== Segment start ==

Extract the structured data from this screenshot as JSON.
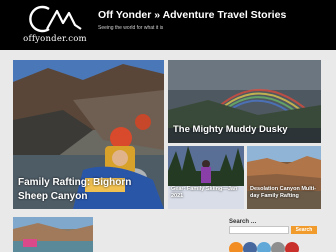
{
  "site": {
    "title": "Off Yonder » Adventure Travel Stories",
    "tagline": "Seeing the world for what it is",
    "logo_text": "offyonder.com"
  },
  "featured": [
    {
      "title": "Family Rafting: Bighorn Sheep Canyon"
    },
    {
      "title": "The Mighty Muddy Dusky"
    },
    {
      "title": "Gear: Family Skiing—Jan 2021"
    },
    {
      "title": "Desolation Canyon Multi-day Family Rafting"
    }
  ],
  "sidebar": {
    "search_label": "Search …",
    "search_placeholder": "",
    "search_button": "Search",
    "social_icons": [
      "rss-icon",
      "facebook-icon",
      "twitter-icon",
      "instagram-icon",
      "youtube-icon"
    ]
  },
  "colors": {
    "header_bg": "#000000",
    "page_bg": "#e9e9e9",
    "accent": "#f09b2b"
  }
}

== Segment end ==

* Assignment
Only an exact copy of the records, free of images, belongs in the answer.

* Worked solution
Extract the structured data from this screenshot as JSON.
{
  "site": {
    "title": "Off Yonder » Adventure Travel Stories",
    "tagline": "Seeing the world for what it is",
    "logo_text": "offyonder.com"
  },
  "featured": [
    {
      "title": "Family Rafting: Bighorn Sheep Canyon"
    },
    {
      "title": "The Mighty Muddy Dusky"
    },
    {
      "title": "Gear: Family Skiing—Jan 2021"
    },
    {
      "title": "Desolation Canyon Multi-day Family Rafting"
    }
  ],
  "sidebar": {
    "search_label": "Search …",
    "search_placeholder": "",
    "search_button": "Search",
    "social_icons": [
      "rss-icon",
      "facebook-icon",
      "twitter-icon",
      "instagram-icon",
      "youtube-icon"
    ]
  },
  "colors": {
    "header_bg": "#000000",
    "page_bg": "#e9e9e9",
    "accent": "#f09b2b"
  }
}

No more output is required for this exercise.